Nike’s Back to the Future Self-Lacing Shoe, the HyperAdapt 1.0, Is Finally Here
The world got its first glimpse of the Nike Air Mag in 1989, when Marty McFly sported a pair in Back to the Future. In the intervening 27 years, there’s been plenty of speculation about when (and if) science fiction would ever become fact. Then, last fall, Nike casually dropped a bomb: Yes, power-lacing shoes were possible. In fact, not only were they possible, they were actually going to be something you and I could buy sometime in the near future.
It appears that the future is suddenly the present, because today Nike announced that its first pair of self-lacing shoes will be hitting stores later this year (price to be determined). The shoes are called HyperAdapt 1.0, and they’re a pleasantly elegant reimagining of McFly’s flashy high tops.
John Hoke, Nike’s vice president of design, explains that the shoe doesn’t use a traditional lacing system, but rather a battery-powered series of pulleys that cinch the throat of the shoe. When the wearer steps inside the shoe, sensors at the bottom register his or her weight and the position of the foot inside. “It reads if you’re heavy on your heel or heavy on your forefoot,” Hoke says.
Once the sensors get a read on your foot position, a series of tiny pulleys will contract the throat of the shoe tightly around the foot by winding thread around a spool. “Imagine a fishing rod,” Hoke says. The wearer can adjust the tightness by pushing on a plus or minus sign on the left side of the shoe. Hold it down for two seconds, and the shoe will loosen fully, allowing increased blood flow and removal. Eventually, Nike says it wants to make the micro-adjustments automated and reactive to biometric data, so they adjust on the fly.
Hoke says that, after a couple of wears, the shoe will automatically adjust to your preferred setting, much like a car seat that knows how close you like to sit to the wheel. As the “1.0” designation suggests, the team is already looking to how this technology can improve and adapt to create a hyper-personalized platform. He wouldn’t give much away, but Hoke did say that, eventually, you could imagine how your shoe might gather biometric data that can be fed into an entire adaptable, reactive ecosystem of Nike wearables. And by wearables we mean clothes.

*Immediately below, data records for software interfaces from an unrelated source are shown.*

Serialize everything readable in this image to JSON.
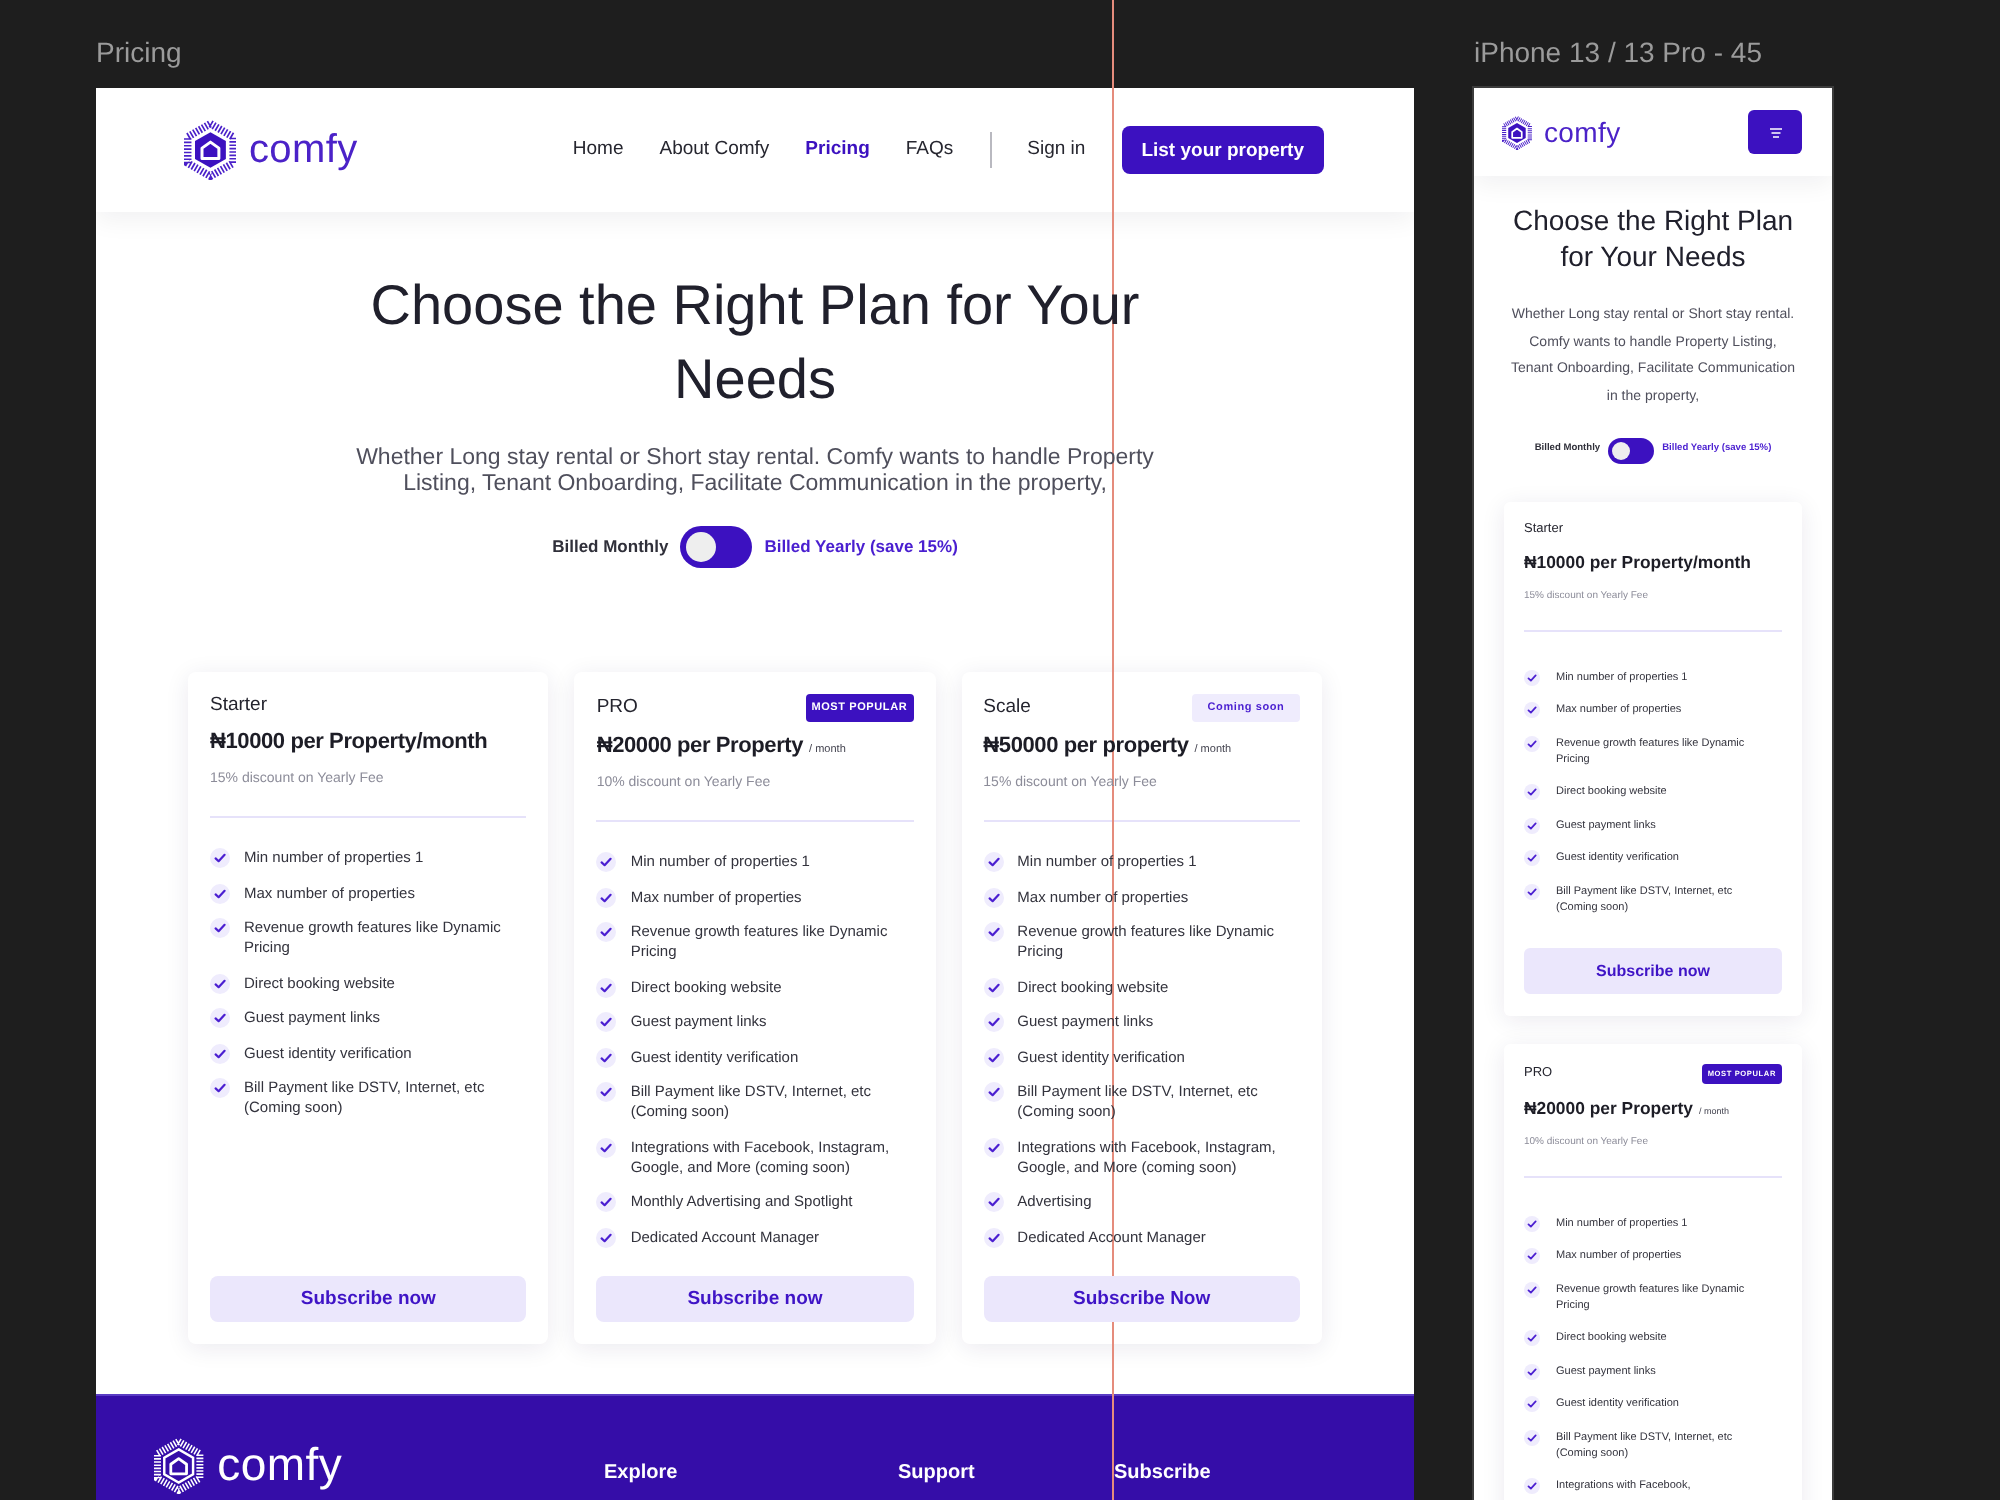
{
  "desktop": {
    "frame_label": "Pricing",
    "header": {
      "logo": "comfy",
      "nav": [
        {
          "label": "Home",
          "selected": false
        },
        {
          "label": "About Comfy",
          "selected": false
        },
        {
          "label": "Pricing",
          "selected": true
        },
        {
          "label": "FAQs",
          "selected": false
        }
      ],
      "sign_in": "Sign in",
      "cta": "List your property"
    },
    "hero": {
      "title": "Choose the Right Plan for Your Needs",
      "subtitle": "Whether Long stay rental or Short stay rental. Comfy wants to handle Property Listing, Tenant Onboarding, Facilitate Communication in the property,",
      "billing_options": [
        {
          "label": "Billed Monthly",
          "selected": false
        },
        {
          "label": "Billed Yearly (save 15%)",
          "selected": true
        }
      ],
      "billing_toggle": {
        "on": false
      }
    },
    "plans": [
      {
        "name": "Starter",
        "price": "₦10000 per Property/month",
        "discount": "15% discount on Yearly Fee",
        "features": [
          "Min number of properties 1",
          "Max number of properties",
          "Revenue growth features like Dynamic Pricing",
          "Direct booking website",
          "Guest payment links",
          "Guest identity verification",
          "Bill Payment like DSTV, Internet, etc (Coming soon)"
        ],
        "button": "Subscribe now"
      },
      {
        "name": "PRO",
        "badge": {
          "label": "MOST POPULAR",
          "kind": "solid"
        },
        "price": "₦20000 per Property",
        "period": "/ month",
        "discount": "10% discount on Yearly Fee",
        "features": [
          "Min number of properties 1",
          "Max number of properties",
          "Revenue growth features like Dynamic Pricing",
          "Direct booking website",
          "Guest payment links",
          "Guest identity verification",
          "Bill Payment like DSTV, Internet, etc (Coming soon)",
          "Integrations with Facebook, Instagram, Google, and More (coming soon)",
          "Monthly Advertising and Spotlight",
          "Dedicated Account Manager"
        ],
        "button": "Subscribe now"
      },
      {
        "name": "Scale",
        "badge": {
          "label": "Coming soon",
          "kind": "soft"
        },
        "price": "₦50000 per property",
        "period": "/ month",
        "discount": "15% discount on Yearly Fee",
        "features": [
          "Min number of properties 1",
          "Max number of properties",
          "Revenue growth features like Dynamic Pricing",
          "Direct booking website",
          "Guest payment links",
          "Guest identity verification",
          "Bill Payment like DSTV, Internet, etc (Coming soon)",
          "Integrations with Facebook, Instagram, Google, and More (coming soon)",
          "Advertising",
          "Dedicated Account Manager"
        ],
        "button": "Subscribe Now"
      }
    ],
    "footer": {
      "logo": "comfy",
      "columns": [
        "Explore",
        "Support",
        "Subscribe"
      ]
    }
  },
  "mobile": {
    "frame_label": "iPhone 13 / 13 Pro - 45",
    "header": {
      "logo": "comfy"
    },
    "hero": {
      "title": "Choose the Right Plan for Your Needs",
      "subtitle": "Whether Long stay rental or Short stay rental. Comfy wants to handle Property Listing, Tenant Onboarding, Facilitate Communication in the property,",
      "billing_options": [
        {
          "label": "Billed Monthly",
          "selected": false
        },
        {
          "label": "Billed Yearly (save 15%)",
          "selected": true
        }
      ],
      "billing_toggle": {
        "on": false
      }
    },
    "plans": [
      {
        "name": "Starter",
        "price": "₦10000 per Property/month",
        "discount": "15% discount on Yearly Fee",
        "features": [
          "Min number of properties 1",
          "Max number of properties",
          "Revenue growth features like Dynamic Pricing",
          "Direct booking website",
          "Guest payment links",
          "Guest identity verification",
          "Bill Payment like DSTV, Internet, etc (Coming soon)"
        ],
        "button": "Subscribe now"
      },
      {
        "name": "PRO",
        "badge": {
          "label": "MOST POPULAR",
          "kind": "solid"
        },
        "price": "₦20000 per Property",
        "period": "/ month",
        "discount": "10% discount on Yearly Fee",
        "features": [
          "Min number of properties 1",
          "Max number of properties",
          "Revenue growth features like Dynamic Pricing",
          "Direct booking website",
          "Guest payment links",
          "Guest identity verification",
          "Bill Payment like DSTV, Internet, etc (Coming soon)",
          "Integrations with Facebook,"
        ]
      }
    ]
  }
}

It’s a compelling vision for sure, but as with all technology there are potential tradeoffs. Traditional laces are reliable—you’ll never have to worry about them running out of juice or malfunctioning during a pivotal moment. Any time a shoe’s functionality is tied directly to technology, there’s going to be a risk factor.
Nike says the shoes operate on a battery that will last for two weeks on a single charge. That’s the other catch. Yes, you’re gonna have to charge your shoes, just like you charge your phone and FitBit. But come on. It’s a small price to pay to wear a piece of the future, is it not?